Methods: Secondary analyses were conducted of interview data from 11 626 respondents in the Colorado Tobacco Attitudes and Behaviors Survey. Data were collected via telephone between October 2005 and mid-April 2006 and included respondents' reported voting behavior in the 2004 national election; the participation rate was 89.7%. Balanced multiple logistic regression was used to examine associations between smoking and voting while controlling for other covariates known to be associated with both variables.

Results: In the final model, daily smokers were less than half as likely as nonsmokers to report having voted in the election.

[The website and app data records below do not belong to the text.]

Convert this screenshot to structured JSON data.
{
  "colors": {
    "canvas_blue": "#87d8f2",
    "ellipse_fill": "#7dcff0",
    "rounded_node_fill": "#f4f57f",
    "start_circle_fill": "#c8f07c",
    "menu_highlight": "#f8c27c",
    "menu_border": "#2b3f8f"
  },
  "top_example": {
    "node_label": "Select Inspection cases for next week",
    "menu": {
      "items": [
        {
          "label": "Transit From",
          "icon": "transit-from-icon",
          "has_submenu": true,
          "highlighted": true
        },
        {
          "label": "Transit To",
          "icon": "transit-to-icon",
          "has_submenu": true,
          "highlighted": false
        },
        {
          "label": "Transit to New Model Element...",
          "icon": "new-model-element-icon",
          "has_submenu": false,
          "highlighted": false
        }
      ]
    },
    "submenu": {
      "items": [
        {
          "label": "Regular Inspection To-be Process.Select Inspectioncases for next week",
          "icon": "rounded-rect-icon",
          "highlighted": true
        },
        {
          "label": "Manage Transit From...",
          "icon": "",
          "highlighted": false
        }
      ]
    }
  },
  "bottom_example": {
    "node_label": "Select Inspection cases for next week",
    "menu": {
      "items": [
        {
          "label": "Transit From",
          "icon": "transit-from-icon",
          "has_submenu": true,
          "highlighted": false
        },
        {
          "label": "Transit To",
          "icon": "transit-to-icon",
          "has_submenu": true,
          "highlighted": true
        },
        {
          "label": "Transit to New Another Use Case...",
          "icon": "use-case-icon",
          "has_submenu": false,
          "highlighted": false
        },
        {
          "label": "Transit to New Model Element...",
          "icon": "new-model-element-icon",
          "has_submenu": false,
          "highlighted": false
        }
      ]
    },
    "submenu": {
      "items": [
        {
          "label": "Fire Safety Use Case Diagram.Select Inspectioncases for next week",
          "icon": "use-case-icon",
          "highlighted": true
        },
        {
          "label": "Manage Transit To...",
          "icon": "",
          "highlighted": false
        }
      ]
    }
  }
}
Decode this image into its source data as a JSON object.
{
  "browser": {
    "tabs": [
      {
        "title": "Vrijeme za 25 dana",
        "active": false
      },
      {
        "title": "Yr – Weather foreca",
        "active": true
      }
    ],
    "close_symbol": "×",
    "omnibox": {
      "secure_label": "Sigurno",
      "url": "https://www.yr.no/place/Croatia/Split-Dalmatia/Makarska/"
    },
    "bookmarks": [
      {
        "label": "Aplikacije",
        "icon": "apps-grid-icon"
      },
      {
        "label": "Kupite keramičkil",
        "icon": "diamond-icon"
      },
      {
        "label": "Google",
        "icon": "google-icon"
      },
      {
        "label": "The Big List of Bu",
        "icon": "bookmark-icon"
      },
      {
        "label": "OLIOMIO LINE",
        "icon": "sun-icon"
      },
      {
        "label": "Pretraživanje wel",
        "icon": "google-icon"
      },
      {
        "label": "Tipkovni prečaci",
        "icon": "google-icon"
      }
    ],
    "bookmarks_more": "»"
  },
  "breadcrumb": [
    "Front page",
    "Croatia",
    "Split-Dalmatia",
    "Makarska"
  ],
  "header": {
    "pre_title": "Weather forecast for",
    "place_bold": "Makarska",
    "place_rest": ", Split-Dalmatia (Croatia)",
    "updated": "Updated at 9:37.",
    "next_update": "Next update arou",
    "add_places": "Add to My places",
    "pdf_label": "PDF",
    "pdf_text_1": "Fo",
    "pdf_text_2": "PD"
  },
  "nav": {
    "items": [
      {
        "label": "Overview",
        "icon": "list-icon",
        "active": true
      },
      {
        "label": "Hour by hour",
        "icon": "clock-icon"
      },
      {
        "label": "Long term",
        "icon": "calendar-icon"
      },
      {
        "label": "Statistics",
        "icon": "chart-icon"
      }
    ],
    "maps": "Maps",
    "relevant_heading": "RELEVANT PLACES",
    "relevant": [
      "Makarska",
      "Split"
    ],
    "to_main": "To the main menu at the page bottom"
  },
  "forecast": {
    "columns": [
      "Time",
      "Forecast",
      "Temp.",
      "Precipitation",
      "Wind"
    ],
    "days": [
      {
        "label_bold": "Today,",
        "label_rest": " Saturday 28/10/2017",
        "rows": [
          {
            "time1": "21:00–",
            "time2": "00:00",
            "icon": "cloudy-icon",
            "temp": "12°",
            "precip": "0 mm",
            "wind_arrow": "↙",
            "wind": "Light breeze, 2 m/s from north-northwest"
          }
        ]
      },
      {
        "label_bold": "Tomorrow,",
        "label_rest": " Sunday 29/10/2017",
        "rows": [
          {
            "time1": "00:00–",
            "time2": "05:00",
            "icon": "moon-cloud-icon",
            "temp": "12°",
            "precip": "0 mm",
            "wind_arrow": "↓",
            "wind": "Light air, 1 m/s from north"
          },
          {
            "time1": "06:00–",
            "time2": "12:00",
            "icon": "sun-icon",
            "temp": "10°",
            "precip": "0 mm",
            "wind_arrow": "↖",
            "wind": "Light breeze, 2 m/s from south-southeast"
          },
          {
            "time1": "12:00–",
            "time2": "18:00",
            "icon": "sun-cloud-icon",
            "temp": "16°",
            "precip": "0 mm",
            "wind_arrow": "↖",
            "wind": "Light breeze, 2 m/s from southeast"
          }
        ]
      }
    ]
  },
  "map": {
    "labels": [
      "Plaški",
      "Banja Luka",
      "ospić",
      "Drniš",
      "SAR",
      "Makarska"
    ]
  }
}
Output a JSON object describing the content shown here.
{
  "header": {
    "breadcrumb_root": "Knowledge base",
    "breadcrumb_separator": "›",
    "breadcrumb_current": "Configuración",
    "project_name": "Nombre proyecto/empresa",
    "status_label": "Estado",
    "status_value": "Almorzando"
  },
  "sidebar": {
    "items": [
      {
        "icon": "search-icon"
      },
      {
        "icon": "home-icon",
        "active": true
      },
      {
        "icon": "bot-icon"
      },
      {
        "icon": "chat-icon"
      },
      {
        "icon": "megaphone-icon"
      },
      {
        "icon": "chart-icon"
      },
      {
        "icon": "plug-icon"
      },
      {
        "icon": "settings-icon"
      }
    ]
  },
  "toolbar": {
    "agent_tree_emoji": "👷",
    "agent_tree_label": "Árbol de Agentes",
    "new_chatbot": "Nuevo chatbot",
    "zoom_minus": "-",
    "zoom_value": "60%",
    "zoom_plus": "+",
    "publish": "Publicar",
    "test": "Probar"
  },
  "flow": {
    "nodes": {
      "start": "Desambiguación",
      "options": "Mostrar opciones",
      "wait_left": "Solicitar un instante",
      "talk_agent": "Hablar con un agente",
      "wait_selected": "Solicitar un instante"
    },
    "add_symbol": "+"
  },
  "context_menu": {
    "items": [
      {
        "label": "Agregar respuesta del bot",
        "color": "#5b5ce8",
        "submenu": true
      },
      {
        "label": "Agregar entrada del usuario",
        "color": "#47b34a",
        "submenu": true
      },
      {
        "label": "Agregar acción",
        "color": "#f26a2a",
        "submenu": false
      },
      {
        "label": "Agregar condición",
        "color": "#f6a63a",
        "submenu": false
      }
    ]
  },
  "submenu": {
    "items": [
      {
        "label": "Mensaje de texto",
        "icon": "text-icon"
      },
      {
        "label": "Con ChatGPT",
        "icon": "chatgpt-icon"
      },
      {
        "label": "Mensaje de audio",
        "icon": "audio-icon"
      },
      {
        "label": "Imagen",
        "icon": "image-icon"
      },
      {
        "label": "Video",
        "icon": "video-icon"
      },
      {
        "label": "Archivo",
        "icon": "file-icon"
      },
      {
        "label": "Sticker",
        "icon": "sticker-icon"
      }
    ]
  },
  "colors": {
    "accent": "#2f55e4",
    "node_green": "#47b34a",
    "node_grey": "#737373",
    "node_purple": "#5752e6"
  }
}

Conclusions: The results suggest possible consonance with previous work linking smoking with political mistrust. Possible causal mechanisms are discussed. This study is the first to link a health-risk behavior with electoral participation, and provides initial evidence that smoking is negatively associated with political participation. Future research should investigate how public health might enhance tobacco control efforts by taking nonvoting behavior into consideration, or creatively combining smoking cessation interventions with voter registration and other civic engagement work, particularly among socioeconomically disadvantaged populations.

Publication types

  • Research Support, Non-U.S. Gov't

MeSH terms

  • Adult
  • Colorado / epidemiology
  • Cross-Sectional Studies
  • Female
  • Health Behavior*
  • Humans
  • Male
  • Politics*
  • Public Health / trends
  • Risk-Taking*
  • Smoking / epidemiology*
  • Smoking / psychology*
  • Surveys and Questionnaires